Miss Piggy (Bay shore road east of town). Filled with Coca-Cola and a snowmobile, this cargo plane crashed in 1979 (the crew survived), and has now become a tourist attraction. The odd name came from the rotund shape of the plane and the curious rumour that it did once transport a cargo of pigs. You will need a car to get you here. You're not really supposed to, but you can even go inside!
MV Ithaca (Northeast of the road leading to the abandoned radio station building with the "big golf balls" on top). Another wreck, this time a big 260-ft steamship that ran aground in this tidal flat in 1960 with 3000 tons of ore in its hold (the crew all survived this wreck too). Locals took advantage of the ore bounty, stripping the ship down! It is possible to hike out to the wreck in the summer in low tide, but seek local advice first to make sure you will be safe. You get a great view from the helicopter.
Prince of Wales Fort, across the Churchill River from town (accessible by boat or helicopter), ☏ +1 204 675-8863, firstname.lastname@example.org. July–August (Beluga whale season), tours by request. Built by the Hudson's Bay Company in 1717, Prince of Wales Fort is the most northerly stone fort in Canadian history, and is in good shape structurally, following a couple of restoration efforts in the 20th century. The restoration continues today, and if you time your visit right, you can watch stonemasons working on the structure using traditional 18th century methods. It was a complete flop of a fort, though, falling to the French in 1782 without so much as a defensive shot being fired, its small non-military force surrendering immediately to the vastly superior French force. Admission fee changes annually, and the Parks Canada's website admits not to knowing what it is!.
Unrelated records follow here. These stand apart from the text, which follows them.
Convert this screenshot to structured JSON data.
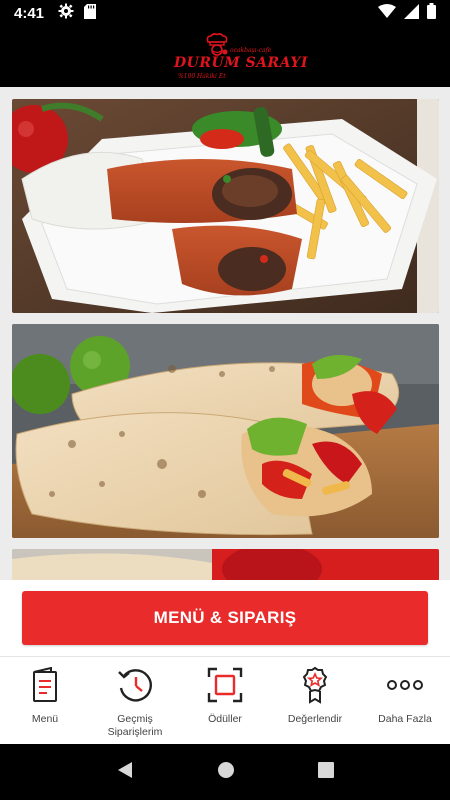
{
  "status_bar": {
    "time": "4:41",
    "icons_left": [
      "gear-icon",
      "sd-card-icon"
    ],
    "icons_right": [
      "wifi-icon",
      "signal-icon",
      "battery-icon"
    ]
  },
  "header": {
    "logo_name": "DURUM SARAYI",
    "logo_tagline": "ocakbaşı-cafe",
    "logo_sub": "%100 Hakiki Et",
    "brand_color": "#e0141c"
  },
  "gallery": {
    "photos": [
      "wrap-with-fries-photo",
      "chicken-wrap-photo",
      "wrap-photo-partial"
    ]
  },
  "cta": {
    "label": "MENÜ & SIPARIŞ",
    "color": "#e92b2b"
  },
  "bottom_nav": {
    "items": [
      {
        "label": "Menü",
        "icon": "menu-book-icon"
      },
      {
        "label": "Geçmiş Siparişlerim",
        "icon": "history-icon"
      },
      {
        "label": "Ödüller",
        "icon": "rewards-icon"
      },
      {
        "label": "Değerlendir",
        "icon": "rate-badge-icon"
      },
      {
        "label": "Daha Fazla",
        "icon": "more-icon"
      }
    ]
  },
  "system_nav": [
    "back-icon",
    "home-icon",
    "recents-icon"
  ]
}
Wapusk National Park (South of Cape Churchill on Hudson Bay), ☏ +1 204-675-8863. This huge national park is difficult to visit, owing to its remoteness, and the fact that it houses a polar bear colony! (Wapusk means white bear in Cree.) Other animals include the usual suspects in this area: foxes white and red, arctic hare, snowy owls, and a few grizzlies that have been moving into the southern reaches as the temperature warms. The visitor center is in Churchill's train station. There are only three reasonable ways to get out here: a helicopter tour through Hudson Bay Helicopters, or a tour through Frontiers North or Wat'chee Expeditions.
York Factory (At the mouth of the Hayes River on Hudson Bay, south of Wapusk National Park), ☏ +1 204-675-8863. mid-July–30 Aug. Possibly the most important historic site in Northern Canada is this extraordinarily remote, decommissioned factory/office building, which was the headquarters of the Hudson's Bay Company. As its central base of operations, this white building was for over 100 years essentially the capital of Rupert's Land, which comprised the majority of present-day Canada! The initial settlement established in 1670 was at the mouth of the Nelson River just west, and moved to the present and extant site in 1684. Up until 1957 York Factory remained a northern trading post. Getting out there is not a simple affair, but can be done from Churchill as a day trip through Hudson Bay Helicopters, for a rather steep price!
Northern lights shimmering and dancing above in November.